Collected data entries:
::::

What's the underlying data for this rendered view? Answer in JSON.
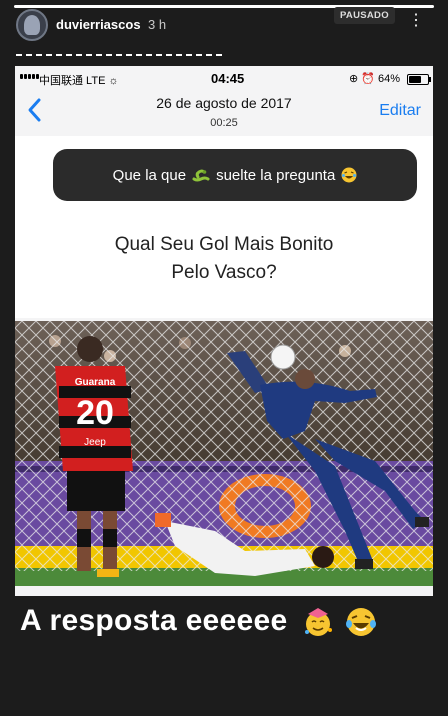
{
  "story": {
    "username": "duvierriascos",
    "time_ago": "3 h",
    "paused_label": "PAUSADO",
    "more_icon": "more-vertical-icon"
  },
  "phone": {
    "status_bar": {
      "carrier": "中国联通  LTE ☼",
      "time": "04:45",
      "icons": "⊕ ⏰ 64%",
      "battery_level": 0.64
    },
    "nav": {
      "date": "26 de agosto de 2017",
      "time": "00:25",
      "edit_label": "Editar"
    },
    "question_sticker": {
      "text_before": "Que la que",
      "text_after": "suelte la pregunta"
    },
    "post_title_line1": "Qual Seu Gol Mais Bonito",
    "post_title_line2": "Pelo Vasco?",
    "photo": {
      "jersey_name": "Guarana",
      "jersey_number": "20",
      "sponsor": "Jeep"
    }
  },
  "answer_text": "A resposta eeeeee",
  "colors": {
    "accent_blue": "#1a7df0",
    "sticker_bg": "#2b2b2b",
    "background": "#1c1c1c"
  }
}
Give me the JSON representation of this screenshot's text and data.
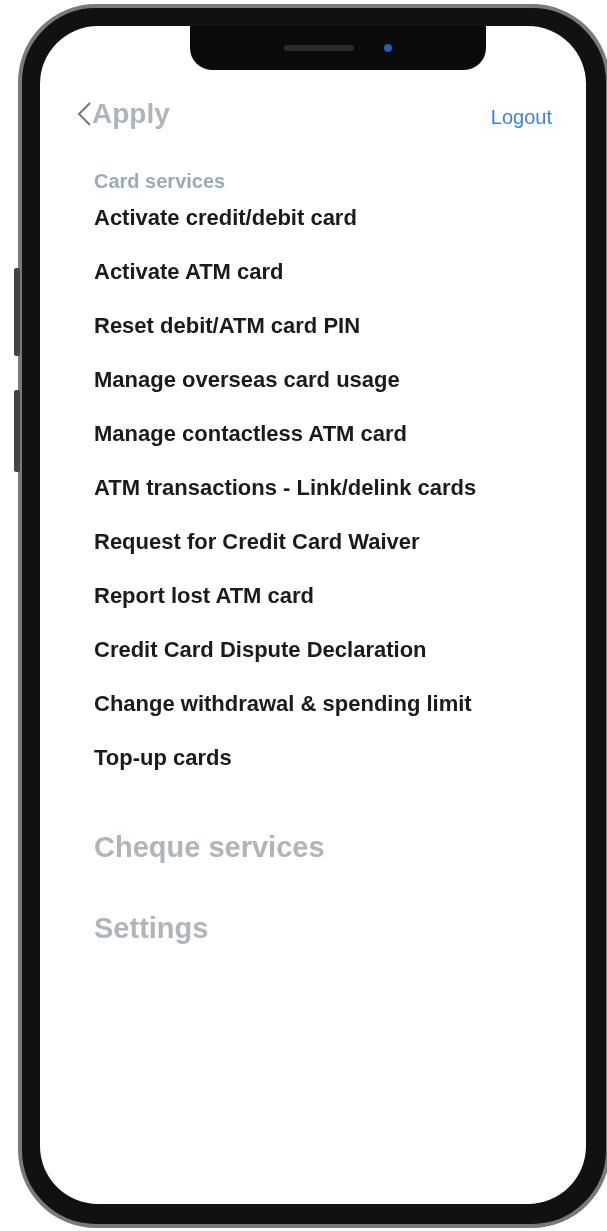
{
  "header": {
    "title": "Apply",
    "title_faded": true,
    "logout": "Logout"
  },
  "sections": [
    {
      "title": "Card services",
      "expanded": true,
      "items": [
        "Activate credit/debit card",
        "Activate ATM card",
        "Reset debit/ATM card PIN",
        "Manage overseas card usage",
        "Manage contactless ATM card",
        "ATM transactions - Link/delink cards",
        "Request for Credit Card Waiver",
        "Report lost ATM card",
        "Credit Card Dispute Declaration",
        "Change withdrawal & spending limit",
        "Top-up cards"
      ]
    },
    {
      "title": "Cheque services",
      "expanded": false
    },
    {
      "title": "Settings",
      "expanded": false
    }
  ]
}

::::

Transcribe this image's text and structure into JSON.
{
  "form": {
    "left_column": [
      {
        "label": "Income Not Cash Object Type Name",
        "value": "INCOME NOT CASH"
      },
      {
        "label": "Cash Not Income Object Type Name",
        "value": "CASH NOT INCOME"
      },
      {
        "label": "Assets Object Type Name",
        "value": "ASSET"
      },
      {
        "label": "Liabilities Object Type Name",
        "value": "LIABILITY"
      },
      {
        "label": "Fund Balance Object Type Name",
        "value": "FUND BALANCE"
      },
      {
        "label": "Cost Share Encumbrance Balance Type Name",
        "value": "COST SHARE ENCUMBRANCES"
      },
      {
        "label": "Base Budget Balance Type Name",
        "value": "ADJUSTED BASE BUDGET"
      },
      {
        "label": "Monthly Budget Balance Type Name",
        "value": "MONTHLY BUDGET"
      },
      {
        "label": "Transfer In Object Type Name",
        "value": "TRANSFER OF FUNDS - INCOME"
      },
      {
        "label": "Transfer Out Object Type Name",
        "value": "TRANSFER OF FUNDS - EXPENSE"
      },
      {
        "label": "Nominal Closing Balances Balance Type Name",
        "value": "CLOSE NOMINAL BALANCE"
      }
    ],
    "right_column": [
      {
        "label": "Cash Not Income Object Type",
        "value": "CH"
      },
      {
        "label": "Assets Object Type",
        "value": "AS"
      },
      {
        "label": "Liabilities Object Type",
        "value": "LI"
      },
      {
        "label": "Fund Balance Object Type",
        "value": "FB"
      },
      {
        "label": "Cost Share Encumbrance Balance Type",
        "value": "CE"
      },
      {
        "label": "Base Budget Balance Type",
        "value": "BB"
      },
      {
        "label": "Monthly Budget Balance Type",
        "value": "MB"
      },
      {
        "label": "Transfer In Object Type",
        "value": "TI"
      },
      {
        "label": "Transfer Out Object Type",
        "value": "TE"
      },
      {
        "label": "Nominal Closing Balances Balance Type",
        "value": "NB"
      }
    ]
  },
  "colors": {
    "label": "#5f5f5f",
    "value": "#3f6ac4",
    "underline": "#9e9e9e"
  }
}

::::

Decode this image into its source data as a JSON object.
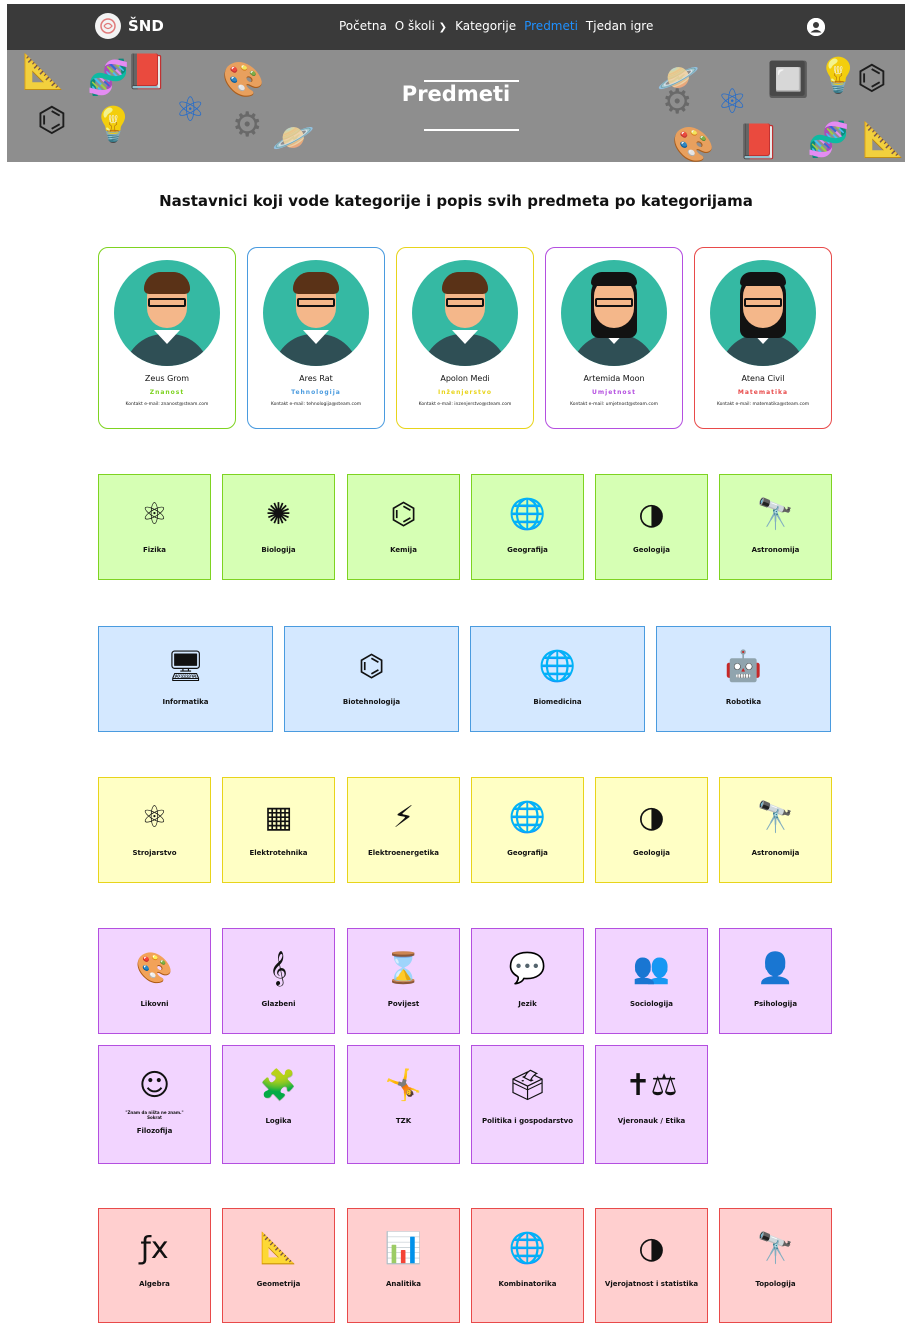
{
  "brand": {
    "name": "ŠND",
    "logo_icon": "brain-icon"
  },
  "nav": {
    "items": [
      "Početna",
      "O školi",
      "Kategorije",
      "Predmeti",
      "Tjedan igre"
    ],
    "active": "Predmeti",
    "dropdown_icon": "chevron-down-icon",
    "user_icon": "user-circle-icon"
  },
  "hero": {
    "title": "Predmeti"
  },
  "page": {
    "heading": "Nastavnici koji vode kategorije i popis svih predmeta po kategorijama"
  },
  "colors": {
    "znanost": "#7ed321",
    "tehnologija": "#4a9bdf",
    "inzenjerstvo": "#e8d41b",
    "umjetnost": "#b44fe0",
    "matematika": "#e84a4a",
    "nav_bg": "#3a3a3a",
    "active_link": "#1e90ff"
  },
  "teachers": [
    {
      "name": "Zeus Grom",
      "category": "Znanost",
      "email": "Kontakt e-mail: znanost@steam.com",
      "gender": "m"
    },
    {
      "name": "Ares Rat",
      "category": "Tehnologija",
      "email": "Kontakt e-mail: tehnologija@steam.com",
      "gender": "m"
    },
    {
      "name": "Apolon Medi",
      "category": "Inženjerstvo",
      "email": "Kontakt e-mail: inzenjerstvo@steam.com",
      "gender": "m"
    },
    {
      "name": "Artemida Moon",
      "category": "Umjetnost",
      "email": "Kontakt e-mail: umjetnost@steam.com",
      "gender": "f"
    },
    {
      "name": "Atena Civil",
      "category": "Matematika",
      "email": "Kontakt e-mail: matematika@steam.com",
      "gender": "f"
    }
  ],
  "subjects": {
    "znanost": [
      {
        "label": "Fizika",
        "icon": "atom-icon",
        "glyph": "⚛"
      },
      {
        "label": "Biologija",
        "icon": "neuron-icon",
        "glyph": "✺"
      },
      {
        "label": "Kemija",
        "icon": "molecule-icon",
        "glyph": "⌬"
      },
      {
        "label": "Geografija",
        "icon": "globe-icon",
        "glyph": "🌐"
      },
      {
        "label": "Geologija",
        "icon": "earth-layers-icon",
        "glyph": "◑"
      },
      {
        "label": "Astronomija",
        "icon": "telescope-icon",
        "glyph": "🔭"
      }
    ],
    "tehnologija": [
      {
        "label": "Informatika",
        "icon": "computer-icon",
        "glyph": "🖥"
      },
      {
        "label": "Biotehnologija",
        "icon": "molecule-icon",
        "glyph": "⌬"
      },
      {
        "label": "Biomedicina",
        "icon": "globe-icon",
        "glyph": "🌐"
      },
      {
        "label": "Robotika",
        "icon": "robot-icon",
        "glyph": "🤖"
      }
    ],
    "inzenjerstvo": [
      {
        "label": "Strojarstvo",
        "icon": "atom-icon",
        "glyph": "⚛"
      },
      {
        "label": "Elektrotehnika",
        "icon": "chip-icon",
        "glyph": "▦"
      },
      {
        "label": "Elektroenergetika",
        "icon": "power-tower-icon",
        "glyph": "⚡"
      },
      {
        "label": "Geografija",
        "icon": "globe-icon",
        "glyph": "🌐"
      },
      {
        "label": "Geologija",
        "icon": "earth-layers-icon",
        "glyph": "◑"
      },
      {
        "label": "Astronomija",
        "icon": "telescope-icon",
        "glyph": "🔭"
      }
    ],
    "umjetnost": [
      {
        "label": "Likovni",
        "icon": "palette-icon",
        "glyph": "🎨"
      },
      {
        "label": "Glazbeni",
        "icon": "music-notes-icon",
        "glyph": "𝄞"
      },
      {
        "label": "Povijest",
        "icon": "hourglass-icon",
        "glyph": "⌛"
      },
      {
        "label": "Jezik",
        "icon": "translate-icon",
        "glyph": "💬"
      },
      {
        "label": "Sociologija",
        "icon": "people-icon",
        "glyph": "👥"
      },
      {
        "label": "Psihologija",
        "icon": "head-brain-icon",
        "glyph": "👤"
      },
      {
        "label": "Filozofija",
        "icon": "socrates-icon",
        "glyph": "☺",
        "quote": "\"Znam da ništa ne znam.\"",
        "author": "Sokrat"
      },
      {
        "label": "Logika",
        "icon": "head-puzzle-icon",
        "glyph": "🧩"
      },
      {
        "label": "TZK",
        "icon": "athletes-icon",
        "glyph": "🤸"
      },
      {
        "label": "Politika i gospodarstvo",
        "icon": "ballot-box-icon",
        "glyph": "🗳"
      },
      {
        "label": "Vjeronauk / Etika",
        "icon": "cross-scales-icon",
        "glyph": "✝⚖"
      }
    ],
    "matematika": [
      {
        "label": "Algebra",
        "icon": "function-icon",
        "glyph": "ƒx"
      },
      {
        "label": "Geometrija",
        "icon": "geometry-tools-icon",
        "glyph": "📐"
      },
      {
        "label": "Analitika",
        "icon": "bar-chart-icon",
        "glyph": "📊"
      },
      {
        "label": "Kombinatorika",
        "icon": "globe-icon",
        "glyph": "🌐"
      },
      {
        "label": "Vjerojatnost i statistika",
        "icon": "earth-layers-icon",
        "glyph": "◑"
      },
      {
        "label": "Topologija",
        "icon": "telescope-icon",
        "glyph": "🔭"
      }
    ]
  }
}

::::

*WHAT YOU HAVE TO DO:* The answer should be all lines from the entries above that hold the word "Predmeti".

*WRITTEN SOLUTION:*
      "Predmeti",
    "active": "Predmeti",
    "title": "Predmeti"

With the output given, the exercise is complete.